Thank you for your wonderful friendship over the last few years.
Thank you for being you.
When I met you at the Tetsuya dinner we sat next to each other and talked about travel and the places you had been to.
We then caught up during Easter of that same year. I remember us laughing with Trissa in her car about the chocolate haul the generous people at Lindt had given to us.
We kept in contact. An email here and there.
We discussed a lot about photography. Your passion and desire to learn more was infectious.
I finally got to see you again when I was in Brisbane last year. You, myself and Bryan went and had lunch in an eclectic cafe.
I could see the strong bond and love you shared with Bryan. And I was finally glad to meet him after reading about him on your blog.
I remember your response fondly that day, when the owner saw our cameras and asked “whether we would do a ‘review’ of her cafe?”
“I don’t do reviews”. You said.
“I talk about dining experiences”. Ever since I heard that line I have always used it. You were quick.
Finally, I managed to see you when I was
presenting at The Australian Food Blogger’s Conference late last year.
We sat together for most of the day.
And I remember when somebody asked you about me you responded “Peter’s like my son…”.
I get all emotional when I remember that…
When I heard that you passed I was away. I had received the news a day later.I was in disbelief.
I kept my grief inside. I was silent. Until I began to write this post.
I read the outpouring of grief. People far and near were remembering you.
I just wanted to let you know dear friend that I didn’t forget you.
The time I had known you was brief but the memories will last forever.
In all the adversity you faced I admired your strength. Not once did I hear you complain.
If only I could be that strong…
I want to honour your memory with something that’s a part of me. Something from my Greek heritage.
When I initially made this galaktoboureko I was taking it to a small gathering to be enjoyed with friends.
I know you would have liked it. We often talked about Greek recipes and your Greek connection through your daughter-in-law.

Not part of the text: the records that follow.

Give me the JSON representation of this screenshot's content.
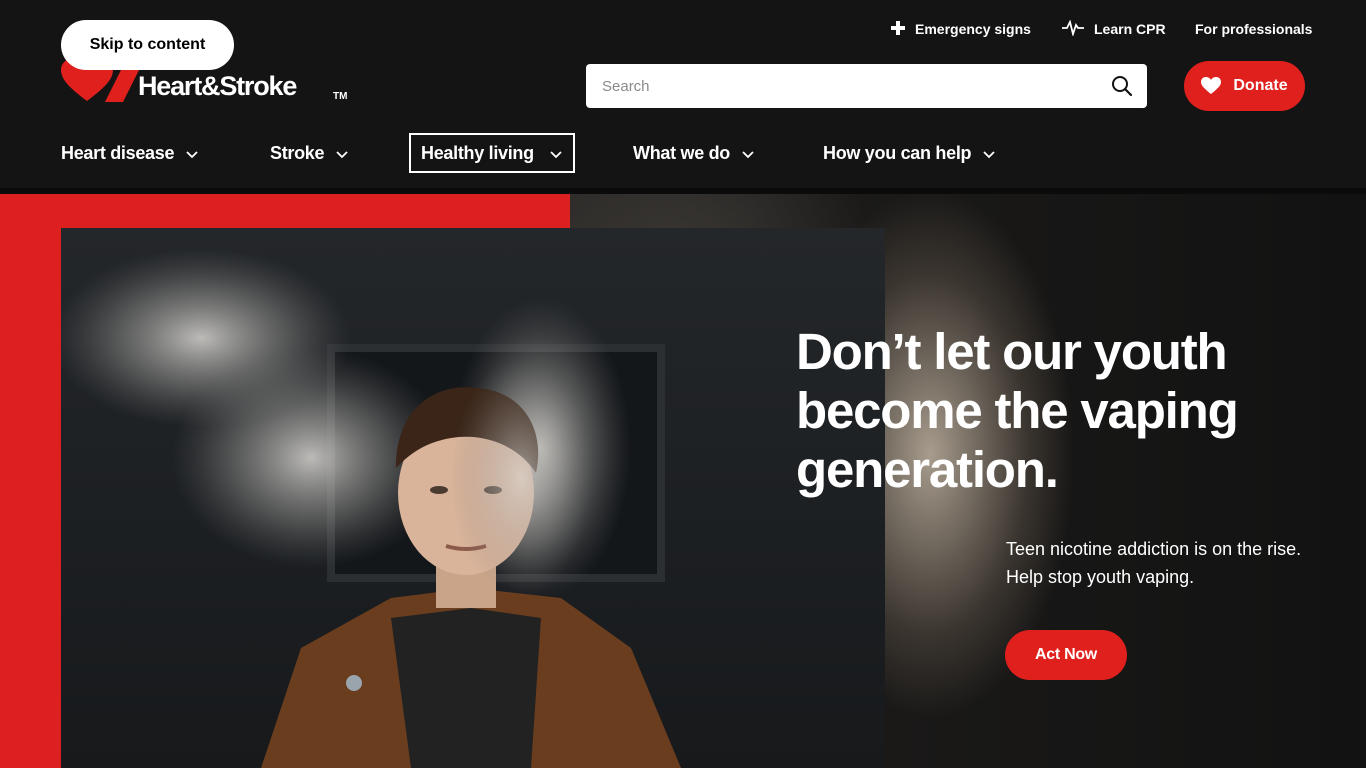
{
  "header": {
    "skip_label": "Skip to content",
    "logo_text": "Heart&Stroke",
    "logo_tm": "TM",
    "utility_links": [
      {
        "label": "Emergency signs",
        "icon": "plus-cross-icon"
      },
      {
        "label": "Learn CPR",
        "icon": "heartbeat-icon"
      },
      {
        "label": "For professionals"
      }
    ],
    "search": {
      "placeholder": "Search",
      "value": "",
      "icon": "search-icon"
    },
    "donate_label": "Donate",
    "donate_icon": "heart-icon"
  },
  "nav": {
    "items": [
      {
        "label": "Heart disease",
        "active": false
      },
      {
        "label": "Stroke",
        "active": false
      },
      {
        "label": "Healthy living",
        "active": true
      },
      {
        "label": "What we do",
        "active": false
      },
      {
        "label": "How you can help",
        "active": false
      }
    ]
  },
  "hero": {
    "headline": "Don’t let our youth become the vaping generation.",
    "subtext_line1": "Teen nicotine addiction is on the rise.",
    "subtext_line2": "Help stop youth vaping.",
    "cta_label": "Act Now"
  },
  "colors": {
    "brand_red": "#e0201d",
    "header_bg": "#141414",
    "white": "#ffffff"
  }
}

So here’s a piece for you.
You are free from any pain now.
Rest in peace my dear friend…
This post is dedicated to the memory of Barbara Harris. Barbara hosted the Taste of Yellow event on her blog to coincide with Lance Armstrong’s LIVEstrong day. I’m contributing this galaktoboureko recipe to Jeanne of Cooksister who is hosting this months Monthly Mingle ” A Taste of Yellow, a Tribute to Barbara Harris” a monthly event from Meeta at What’s for Lunch Honey?

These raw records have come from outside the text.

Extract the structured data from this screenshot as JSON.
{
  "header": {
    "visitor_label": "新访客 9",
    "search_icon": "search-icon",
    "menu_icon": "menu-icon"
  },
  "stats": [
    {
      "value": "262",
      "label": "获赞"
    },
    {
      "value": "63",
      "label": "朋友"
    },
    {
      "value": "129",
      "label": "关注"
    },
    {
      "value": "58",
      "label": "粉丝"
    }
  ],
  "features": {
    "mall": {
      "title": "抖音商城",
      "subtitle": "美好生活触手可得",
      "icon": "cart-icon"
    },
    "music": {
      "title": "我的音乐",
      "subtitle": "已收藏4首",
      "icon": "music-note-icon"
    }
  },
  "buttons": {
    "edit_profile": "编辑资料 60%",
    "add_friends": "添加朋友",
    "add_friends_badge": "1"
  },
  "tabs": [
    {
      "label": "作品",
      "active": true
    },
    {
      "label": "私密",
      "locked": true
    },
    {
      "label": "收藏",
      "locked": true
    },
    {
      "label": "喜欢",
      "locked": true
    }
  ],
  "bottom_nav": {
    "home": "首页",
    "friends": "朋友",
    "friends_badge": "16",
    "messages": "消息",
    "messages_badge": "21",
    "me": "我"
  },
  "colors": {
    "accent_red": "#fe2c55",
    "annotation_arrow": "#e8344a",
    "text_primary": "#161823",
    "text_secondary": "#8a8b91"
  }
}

This recipe has been adapted from here.
A Greek semolina custard pie, encased in fillo and a sweet sugar syrup.
- 1.1 litres of milk
- 440 grams caster sugar
- 1 stick of cinnamon
- 1 vanilla bean, split in the centre with the seeds scraped out
- 180 grams fine semolina
- 275 grams butter, cut into even cubes
- 3 eggs, lightly beaten
- 1 packet of fillo pastry
- 250 grams caster sugar
- 200 ml water
- juice and rind of half a lemon
- Combine the milk, sugar, cinnamon, vanilla bean and seeds in a large saucepan over a medium high heat.
- Allow the mixture to come to a boil and then add the semolina, whisking continously until the mixture has thickened. Whisk in 25 grams of the butter, remove from the stove top and set aside.
- Once the custard has cooled to room temperature remove the vanilla bean and cinnamon stick and whisk in the beaten eggs. Set aside again.
- Place the reaminder of the butter in a saucepan over a low heat slowly allowing it to melt completely.
- Preheat your oven to 170 deg C and brush a 5cm deep, 25×35 cm baking dish with the melted butter.
- Remove the fillo from the packet and using a sharp knife trim it to match the size of your baking dish.
- Divide the trimmed fillo into two even piles, making sure to cover one half with a damp tea towel to prevent it from drying out.
- Brush one sheet of fillo pastry with melted butter then line the base of your baking tray. Repeat with the remainder of the fillo sheets from the first pile. We now have our base ready.
- Pour in the semolina custard ensuring it is smooth and even then top with the remaining fillo sheets, brushing each with butter.
- Brush the final sheet with butter and using a sharp knife, score the top of the pastry into your desired serving sizes. Make sure you do not cut too deep!
- Bake in the oven for 45 mins-1 hour. The galaktoboureko is ready when it has turned golden and crisp on top and is slightly "puffy".
- Make the sugar syrup during the last 5 mins of baking by combining the 250 grmas of caster suagr, water, lemon juice and rind. Allow the mixture to come to a boil then simmer until it has reduced a little.
- Strain the hot syrup over the galaktoboureko as soon as it has come out of the oven. Set it aside and allow it to come to room temperature before serving.
Once the galaktoboureko has cooled you may wish to dust the top of it with a combination of icing sugar and cinnamon.